Carnivorous Electronics Power Themselves With Digested Insects

Artists create household gadgets inspired by venus fly traps, complete with microbial fuel cell digestion systems

Venus Fly Clock

this fly gives up it's life for the greater good of telling time.

It's the summer, which means swarms of bugs. And if you keep your window open to get cool summer breezes, it means swarms of bugs in your house. Artists James Auger and Jimmy Loizeau have designed a clock that puts those bugs--and the energy created when they're digested by the group's special fuel cell--to work for you.

The clock is equipped with a conveyor belt of flypaper that traps insects and transports them to a chemical bath where they are broken down in a microbial fuel cell. The chemical reactions that develop from this digestion are used to power a small clock and the conveyor belt itself. Why not rid your house of flies while telling the time?

The artists have developed a few other morbid appliances and furniture items that feeds off the flesh of animals or insects. One such design is a light that attracts insects to it using ultraviolet LEDs. Once inside, they fall into a fuel cell bath where they are digested and power the light. Another design uses a camera and robotic hand to pluck dead insects out of a spider's web, place them into a fuel cell and power the camera and robotic arm.

The most disgusting, though, is a coffee table that doubles as a mousetrap.
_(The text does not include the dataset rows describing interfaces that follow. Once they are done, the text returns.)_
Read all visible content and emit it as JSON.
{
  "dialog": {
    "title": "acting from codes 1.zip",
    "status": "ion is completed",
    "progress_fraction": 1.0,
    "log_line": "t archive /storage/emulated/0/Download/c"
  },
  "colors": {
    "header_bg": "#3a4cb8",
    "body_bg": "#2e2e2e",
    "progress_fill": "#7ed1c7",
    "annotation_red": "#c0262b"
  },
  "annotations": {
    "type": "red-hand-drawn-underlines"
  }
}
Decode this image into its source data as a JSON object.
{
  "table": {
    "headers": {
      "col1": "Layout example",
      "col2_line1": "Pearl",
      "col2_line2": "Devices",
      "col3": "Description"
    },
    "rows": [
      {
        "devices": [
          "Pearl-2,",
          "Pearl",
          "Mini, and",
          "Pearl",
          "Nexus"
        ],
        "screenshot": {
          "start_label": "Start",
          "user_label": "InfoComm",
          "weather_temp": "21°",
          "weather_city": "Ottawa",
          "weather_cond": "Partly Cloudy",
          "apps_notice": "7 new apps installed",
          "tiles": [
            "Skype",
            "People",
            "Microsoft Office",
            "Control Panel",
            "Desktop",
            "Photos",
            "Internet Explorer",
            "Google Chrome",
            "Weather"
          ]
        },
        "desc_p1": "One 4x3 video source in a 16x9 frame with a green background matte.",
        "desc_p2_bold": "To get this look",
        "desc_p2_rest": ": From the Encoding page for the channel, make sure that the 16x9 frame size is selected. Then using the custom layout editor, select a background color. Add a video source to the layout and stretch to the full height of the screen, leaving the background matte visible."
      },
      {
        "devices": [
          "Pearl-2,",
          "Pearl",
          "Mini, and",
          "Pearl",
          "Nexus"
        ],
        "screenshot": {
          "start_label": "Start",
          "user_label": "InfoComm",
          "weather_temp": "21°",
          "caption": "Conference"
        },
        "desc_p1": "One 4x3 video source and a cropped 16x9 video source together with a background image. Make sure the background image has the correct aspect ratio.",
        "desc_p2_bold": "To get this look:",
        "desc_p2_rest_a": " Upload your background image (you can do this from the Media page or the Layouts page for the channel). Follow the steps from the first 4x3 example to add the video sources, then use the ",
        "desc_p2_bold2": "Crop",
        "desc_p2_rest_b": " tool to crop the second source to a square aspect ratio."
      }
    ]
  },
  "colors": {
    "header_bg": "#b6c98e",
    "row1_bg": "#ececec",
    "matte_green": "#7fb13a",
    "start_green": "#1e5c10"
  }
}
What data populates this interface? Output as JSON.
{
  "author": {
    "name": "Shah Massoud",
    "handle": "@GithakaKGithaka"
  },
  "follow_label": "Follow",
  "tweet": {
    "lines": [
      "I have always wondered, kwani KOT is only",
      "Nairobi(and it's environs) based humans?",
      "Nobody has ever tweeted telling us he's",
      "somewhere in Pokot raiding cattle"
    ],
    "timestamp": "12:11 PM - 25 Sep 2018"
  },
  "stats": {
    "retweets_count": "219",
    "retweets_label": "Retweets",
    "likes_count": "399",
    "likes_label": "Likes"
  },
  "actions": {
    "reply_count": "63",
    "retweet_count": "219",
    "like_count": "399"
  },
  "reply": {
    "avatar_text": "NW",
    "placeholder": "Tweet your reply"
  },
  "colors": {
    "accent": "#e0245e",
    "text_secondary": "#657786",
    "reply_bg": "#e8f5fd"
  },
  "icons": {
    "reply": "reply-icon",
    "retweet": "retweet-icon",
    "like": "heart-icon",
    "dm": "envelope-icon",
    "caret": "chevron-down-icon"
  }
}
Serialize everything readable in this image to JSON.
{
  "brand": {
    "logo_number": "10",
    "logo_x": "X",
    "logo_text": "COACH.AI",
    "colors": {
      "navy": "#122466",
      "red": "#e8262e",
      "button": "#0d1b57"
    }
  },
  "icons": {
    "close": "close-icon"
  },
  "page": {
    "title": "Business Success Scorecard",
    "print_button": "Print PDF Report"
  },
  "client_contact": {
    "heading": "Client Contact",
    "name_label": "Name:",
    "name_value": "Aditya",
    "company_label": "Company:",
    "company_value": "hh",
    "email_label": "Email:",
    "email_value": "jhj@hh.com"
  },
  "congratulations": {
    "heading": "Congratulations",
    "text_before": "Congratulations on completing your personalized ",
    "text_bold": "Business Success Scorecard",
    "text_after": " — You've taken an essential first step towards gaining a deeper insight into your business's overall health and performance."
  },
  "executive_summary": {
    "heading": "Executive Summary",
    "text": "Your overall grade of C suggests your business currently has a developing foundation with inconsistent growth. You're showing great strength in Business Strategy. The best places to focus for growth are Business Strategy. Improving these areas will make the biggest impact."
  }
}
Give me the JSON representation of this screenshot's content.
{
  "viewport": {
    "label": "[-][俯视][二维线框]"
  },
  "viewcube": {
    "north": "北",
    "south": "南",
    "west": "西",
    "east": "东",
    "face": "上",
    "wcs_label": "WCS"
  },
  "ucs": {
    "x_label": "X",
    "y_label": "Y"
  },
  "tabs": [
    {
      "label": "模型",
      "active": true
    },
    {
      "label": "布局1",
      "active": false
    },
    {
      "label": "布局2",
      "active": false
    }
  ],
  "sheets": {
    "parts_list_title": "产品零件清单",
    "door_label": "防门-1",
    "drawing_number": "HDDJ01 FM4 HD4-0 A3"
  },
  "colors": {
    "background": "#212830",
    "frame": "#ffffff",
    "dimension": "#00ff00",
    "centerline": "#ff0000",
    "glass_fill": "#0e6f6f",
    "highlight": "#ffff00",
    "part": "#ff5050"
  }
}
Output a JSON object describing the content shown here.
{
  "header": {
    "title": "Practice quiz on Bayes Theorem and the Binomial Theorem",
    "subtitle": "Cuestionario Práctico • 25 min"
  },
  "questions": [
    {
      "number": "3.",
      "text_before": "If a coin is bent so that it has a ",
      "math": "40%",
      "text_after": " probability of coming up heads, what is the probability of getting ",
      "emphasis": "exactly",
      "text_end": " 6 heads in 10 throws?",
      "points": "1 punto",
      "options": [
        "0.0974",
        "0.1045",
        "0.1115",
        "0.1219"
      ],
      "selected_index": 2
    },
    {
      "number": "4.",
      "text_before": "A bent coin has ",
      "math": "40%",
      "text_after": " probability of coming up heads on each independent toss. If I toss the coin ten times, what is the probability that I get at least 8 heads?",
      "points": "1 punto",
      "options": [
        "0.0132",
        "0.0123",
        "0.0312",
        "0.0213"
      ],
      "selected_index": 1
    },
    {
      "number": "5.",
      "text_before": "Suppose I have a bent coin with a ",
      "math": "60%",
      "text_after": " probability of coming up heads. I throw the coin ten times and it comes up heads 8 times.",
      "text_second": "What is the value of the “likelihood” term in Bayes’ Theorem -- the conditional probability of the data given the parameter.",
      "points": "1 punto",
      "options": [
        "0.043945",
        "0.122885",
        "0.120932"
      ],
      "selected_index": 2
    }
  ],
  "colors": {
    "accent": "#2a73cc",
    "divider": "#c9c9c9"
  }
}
Enticing mice to crawl up onto the table, there's a trapdoor in the middle that will open, dropping the mouse into another fuel cell (these guys love fuel cells). The mouse will then be digested in order to power not only the trapdoor, but also an LED display on the table.

"As soon as there is a predatory robot in the room the scene becomes loaded with potential," Auger told New Scientist. "A fly buzzing around the window suddenly becomes an actor in a live game of life, as the viewer half wills it towards the robot and half hopes for it to escape."

These pieces may seem gruesome, but it's interesting that they use a very unexpected fuel to help them self-perpetuate. Perhaps the law of 'survival of the fittest' will now need to be extended to home furnishings.

For more, see: NewScientist